The Archive of American Television, bless ’em, has done thousands of hours of videotaped interviews with TV personalities, past and present, actors and those behind the scene. Most of these interviews are posted at YouTube. One lovely interview involves Jamie Farr, best known as cross-dressing Corporal Klinger from TV’s “M*A*S*H.”
Farr was asked how he came to be cast as a supporting actor on Red Skelton’s 1950’s variety show. Farr replied that he loved slapstick comedy, and he felt that Red had seen that quality in him. Farr went on to say that comedians such as Skelton had a “tickle.”
Farr said that there are some people who can do good monologues and tell funny stories. And then there are those — such as Skelton, Jack Benny, and George Burns — who had an extra-special comedic quality, a “tickle,” that made you feel as though they could make anything funny.
I’d never heard that metaphor before, and I thought about who has made me “tickle” over the years. There are the obvious ones — Charlie Chaplin, Buster Keaton, Laurel & Hardy, Groucho Marx, early-era Jackie Gleason, Bob Newhart, and Mel Brooks (who seems to have spent most of his life bent over from a tickle). After that, perhaps Albert Brooks and Monty Python’s John Cleese. I haven’t followed much comedy in recent years, but I’d say Simon Pegg fits the bill. And there are probably more “Saturday Night Live” alumni, past and present, than I have the space for here.
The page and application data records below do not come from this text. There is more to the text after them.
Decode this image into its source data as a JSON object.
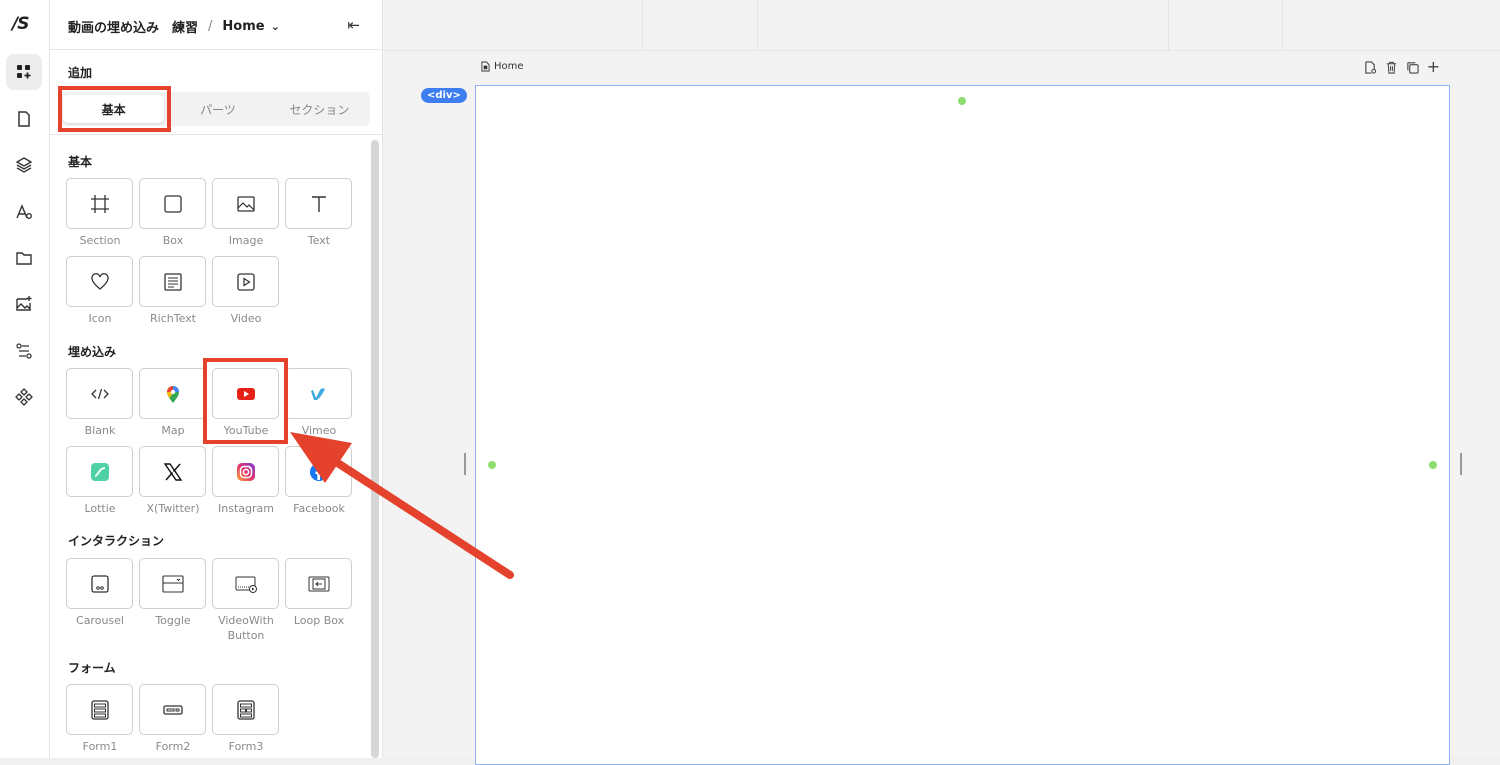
{
  "app": {
    "logo": "∕S"
  },
  "rail": {
    "items": [
      "add-icon",
      "page-icon",
      "layers-icon",
      "typography-icon",
      "folder-icon",
      "image-add-icon",
      "workflow-icon",
      "components-icon"
    ]
  },
  "header": {
    "project": "動画の埋め込み　練習",
    "separator": "/",
    "page": "Home",
    "chevron": "⌄",
    "collapse": "⇤"
  },
  "add": {
    "title": "追加",
    "tabs": [
      {
        "label": "基本"
      },
      {
        "label": "パーツ"
      },
      {
        "label": "セクション"
      }
    ]
  },
  "sections": {
    "basic": {
      "title": "基本",
      "items": [
        {
          "label": "Section"
        },
        {
          "label": "Box"
        },
        {
          "label": "Image"
        },
        {
          "label": "Text"
        },
        {
          "label": "Icon"
        },
        {
          "label": "RichText"
        },
        {
          "label": "Video"
        }
      ]
    },
    "embed": {
      "title": "埋め込み",
      "items": [
        {
          "label": "Blank"
        },
        {
          "label": "Map"
        },
        {
          "label": "YouTube"
        },
        {
          "label": "Vimeo"
        },
        {
          "label": "Lottie"
        },
        {
          "label": "X(Twitter)"
        },
        {
          "label": "Instagram"
        },
        {
          "label": "Facebook"
        }
      ]
    },
    "interaction": {
      "title": "インタラクション",
      "items": [
        {
          "label": "Carousel"
        },
        {
          "label": "Toggle"
        },
        {
          "label": "VideoWith\nButton"
        },
        {
          "label": "Loop Box"
        }
      ]
    },
    "form": {
      "title": "フォーム",
      "items": [
        {
          "label": "Form1"
        },
        {
          "label": "Form2"
        },
        {
          "label": "Form3"
        }
      ]
    }
  },
  "canvas": {
    "page_label": "Home",
    "element_badge": "<div>",
    "tools": [
      "doc-settings-icon",
      "trash-icon",
      "duplicate-icon",
      "plus-icon"
    ],
    "plus": "+"
  },
  "colors": {
    "accent": "#3f7ef1",
    "annotation": "#e5422d",
    "handle": "#8fdc6f"
  }
}
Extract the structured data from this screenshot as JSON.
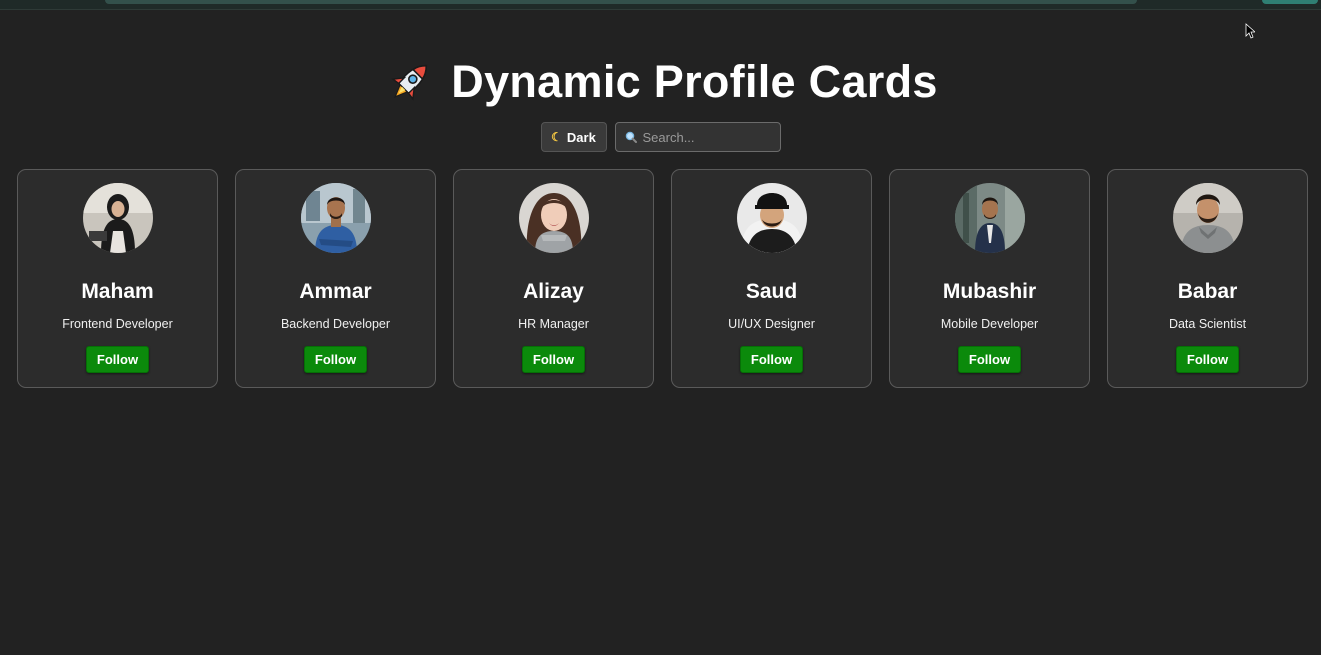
{
  "header": {
    "title": "Dynamic Profile Cards",
    "icon": "rocket-icon"
  },
  "controls": {
    "theme_label": "Dark",
    "theme_icon": "moon-icon",
    "search_placeholder": "Search...",
    "search_value": ""
  },
  "colors": {
    "background": "#222222",
    "card_background": "#2c2c2c",
    "follow_button": "#0b8a0b"
  },
  "profiles": [
    {
      "name": "Maham",
      "role": "Frontend Developer",
      "button": "Follow"
    },
    {
      "name": "Ammar",
      "role": "Backend Developer",
      "button": "Follow"
    },
    {
      "name": "Alizay",
      "role": "HR Manager",
      "button": "Follow"
    },
    {
      "name": "Saud",
      "role": "UI/UX Designer",
      "button": "Follow"
    },
    {
      "name": "Mubashir",
      "role": "Mobile Developer",
      "button": "Follow"
    },
    {
      "name": "Babar",
      "role": "Data Scientist",
      "button": "Follow"
    }
  ]
}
My only query is, I wonder if “tickling” has an expiration date. Acts such as though of Gleason and Skelton certainly got predictable and stale after a couple of decades. And then there’s the problem that Cleese once mentioned in a Monty Python TV documentary. I’m paraphrasing, but he said — and I agree — that the older you get, the less you laugh, because you’ve heard all of the jokes before. That certainly makes it harder for someone to tickle you.
With that said, who are some of your favorite ticklers of all time?